|Name||Folkestone, St Peter’s Church of England Primary School|
|Ofsted Inspection Rating||Good|
|Inspection Date||18 November 2015|
|Address||The Durlocks, Folkestone, Kent, CT19 6AL|
|Religious Character||Church of England|
|Number of Pupils||107 (47% boys 53% girls)|
|Number of Pupils per Teacher||15.1|
|Percentage Free School Meals||42.1%|
|Percentage English is Not First Language||7.5%|
|Pupils with SEN Support||28%|
|Catchment Area Information Available||Yes, our catchment area data is FREE|
|Last Distance Offered Information Available||No|
Information about this school
The school is smaller than the average-sized primary school. The proportion of pupils supported by the pupil premium is above that found in most schools. The pupil premium is additional government funding to support those pupils known to be eligible for free school meals and children who are looked after by the local authority. Most pupils are White British. The proportion of pupils who speak English as an additional language is below average. The proportion of pupils with disabilities and those who have special educational needs is above average. The school meets the government’s current floor standards, which set the minimum expectations for pupils’ attainment and progress by the end of Year 6. The school provides full-time early years provision in a Reception Year class. There is a breakfast club on site, which is managed by the school and was included in this inspection.
Summary of key findings for parents and pupils
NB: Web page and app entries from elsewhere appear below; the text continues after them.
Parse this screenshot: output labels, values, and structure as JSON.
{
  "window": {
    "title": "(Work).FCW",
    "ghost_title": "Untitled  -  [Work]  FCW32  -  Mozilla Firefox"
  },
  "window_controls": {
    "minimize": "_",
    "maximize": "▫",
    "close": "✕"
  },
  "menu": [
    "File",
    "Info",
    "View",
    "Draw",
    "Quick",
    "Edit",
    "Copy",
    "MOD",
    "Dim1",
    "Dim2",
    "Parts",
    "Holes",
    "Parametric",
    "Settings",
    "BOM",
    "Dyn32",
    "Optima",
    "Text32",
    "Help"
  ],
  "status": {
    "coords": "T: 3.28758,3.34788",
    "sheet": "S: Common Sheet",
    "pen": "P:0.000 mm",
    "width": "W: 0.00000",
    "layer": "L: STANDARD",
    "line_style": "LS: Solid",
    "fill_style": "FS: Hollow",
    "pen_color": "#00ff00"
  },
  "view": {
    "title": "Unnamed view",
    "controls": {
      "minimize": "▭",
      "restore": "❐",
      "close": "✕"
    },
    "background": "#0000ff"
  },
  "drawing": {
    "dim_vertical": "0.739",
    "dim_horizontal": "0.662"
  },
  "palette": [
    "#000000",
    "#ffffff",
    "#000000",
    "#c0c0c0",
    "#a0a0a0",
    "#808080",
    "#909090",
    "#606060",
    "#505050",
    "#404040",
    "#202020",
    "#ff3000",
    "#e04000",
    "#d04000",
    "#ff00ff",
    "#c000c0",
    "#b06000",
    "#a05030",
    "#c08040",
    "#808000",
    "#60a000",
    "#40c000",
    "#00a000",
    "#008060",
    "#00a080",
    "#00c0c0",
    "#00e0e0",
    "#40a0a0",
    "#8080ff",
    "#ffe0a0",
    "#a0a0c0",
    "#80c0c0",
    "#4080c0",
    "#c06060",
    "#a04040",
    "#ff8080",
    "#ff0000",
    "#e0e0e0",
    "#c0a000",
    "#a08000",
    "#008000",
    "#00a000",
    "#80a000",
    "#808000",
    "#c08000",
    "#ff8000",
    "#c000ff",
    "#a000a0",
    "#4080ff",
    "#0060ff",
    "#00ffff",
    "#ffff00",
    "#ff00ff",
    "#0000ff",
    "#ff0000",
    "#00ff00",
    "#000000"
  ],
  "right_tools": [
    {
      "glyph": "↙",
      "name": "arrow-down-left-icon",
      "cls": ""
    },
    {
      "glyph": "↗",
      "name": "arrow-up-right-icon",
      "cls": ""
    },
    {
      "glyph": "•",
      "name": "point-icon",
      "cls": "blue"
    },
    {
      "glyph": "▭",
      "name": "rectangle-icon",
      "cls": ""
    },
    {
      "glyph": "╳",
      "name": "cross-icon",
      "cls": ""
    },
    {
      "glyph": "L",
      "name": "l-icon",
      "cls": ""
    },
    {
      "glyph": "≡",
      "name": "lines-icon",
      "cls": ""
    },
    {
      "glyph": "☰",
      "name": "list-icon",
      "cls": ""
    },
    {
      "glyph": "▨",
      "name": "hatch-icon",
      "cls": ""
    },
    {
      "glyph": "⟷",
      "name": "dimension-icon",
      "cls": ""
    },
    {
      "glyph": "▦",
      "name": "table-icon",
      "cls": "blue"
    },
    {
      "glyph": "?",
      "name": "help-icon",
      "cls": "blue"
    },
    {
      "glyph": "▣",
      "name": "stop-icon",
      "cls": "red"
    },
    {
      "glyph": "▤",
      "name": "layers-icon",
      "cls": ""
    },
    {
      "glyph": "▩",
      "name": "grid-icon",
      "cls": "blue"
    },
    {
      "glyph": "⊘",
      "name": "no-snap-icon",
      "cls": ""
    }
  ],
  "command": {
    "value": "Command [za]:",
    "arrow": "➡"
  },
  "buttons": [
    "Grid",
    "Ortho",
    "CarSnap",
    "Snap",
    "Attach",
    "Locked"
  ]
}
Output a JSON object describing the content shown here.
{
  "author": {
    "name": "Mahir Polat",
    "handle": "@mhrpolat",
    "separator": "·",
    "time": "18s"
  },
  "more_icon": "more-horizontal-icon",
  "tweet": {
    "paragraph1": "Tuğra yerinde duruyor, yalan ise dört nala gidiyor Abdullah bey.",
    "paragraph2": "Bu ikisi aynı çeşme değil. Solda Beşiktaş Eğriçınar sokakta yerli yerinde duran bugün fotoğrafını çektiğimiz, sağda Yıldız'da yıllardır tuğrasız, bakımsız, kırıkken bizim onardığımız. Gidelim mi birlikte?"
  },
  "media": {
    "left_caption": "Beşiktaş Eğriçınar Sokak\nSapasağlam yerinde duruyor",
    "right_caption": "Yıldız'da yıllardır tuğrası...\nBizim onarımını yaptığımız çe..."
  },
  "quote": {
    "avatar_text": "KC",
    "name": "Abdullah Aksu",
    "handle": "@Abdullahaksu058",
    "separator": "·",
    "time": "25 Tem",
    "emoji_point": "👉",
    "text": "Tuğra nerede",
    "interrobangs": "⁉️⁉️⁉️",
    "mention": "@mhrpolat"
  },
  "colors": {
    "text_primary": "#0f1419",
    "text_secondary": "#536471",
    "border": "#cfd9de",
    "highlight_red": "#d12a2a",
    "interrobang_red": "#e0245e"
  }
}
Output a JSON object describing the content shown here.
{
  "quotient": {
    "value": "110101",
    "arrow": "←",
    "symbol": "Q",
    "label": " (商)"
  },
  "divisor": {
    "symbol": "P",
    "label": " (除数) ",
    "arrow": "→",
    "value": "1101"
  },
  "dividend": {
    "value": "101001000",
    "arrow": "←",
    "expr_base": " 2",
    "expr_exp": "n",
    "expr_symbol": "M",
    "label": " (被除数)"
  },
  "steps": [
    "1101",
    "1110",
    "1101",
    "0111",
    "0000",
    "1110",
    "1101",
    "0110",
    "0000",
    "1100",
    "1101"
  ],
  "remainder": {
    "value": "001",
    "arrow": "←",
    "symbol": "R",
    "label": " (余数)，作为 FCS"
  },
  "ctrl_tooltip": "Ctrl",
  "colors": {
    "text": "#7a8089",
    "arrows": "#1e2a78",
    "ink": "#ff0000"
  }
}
This is a good school St Peter’s is a welcoming, friendly and hardworking place for pupils to learn and play in. The headteacher provides strong leadership. She is well supported by other leaders, governors and all members of staff. Teaching, including the use of assessment, has improved substantially since the previous inspection and is consistently good. As a result, pupils’ progress has quickened across the school. Pupils make good progress in reading, writing and mathematics. Pupils achieve levels of attainment which are in line with national averages at the end of Year 6. They are well prepared with the academic and personal skills needed for the next stage of their education. The teaching of phonics (the sounds letters make) is particularly effective, giving pupils a secure grounding in the basic skills needed to read and write confidently. Pupil premium funding is used effectively to ensure disadvantaged pupils achieve well. Children make good progress during early years because teaching is effective. Positive relationships ensure children feel settled and secure. The role governors play in the school’s development has improved dramatically. They provide good levels of support and challenge for leaders. Leaders use primary sports funding well to inspire pupils to participate in activities and to develop their fitness. Pupils are polite and well behaved. Robust safeguarding arrangements ensure they are safe. It is not yet an outstanding school because : Recent revisions to the curriculum are not yet fully established. Disadvantaged pupils’ attendance is slightly lower than that of other pupils in the school. Pupils do not always present their work neatly and the quality of their handwriting is variable.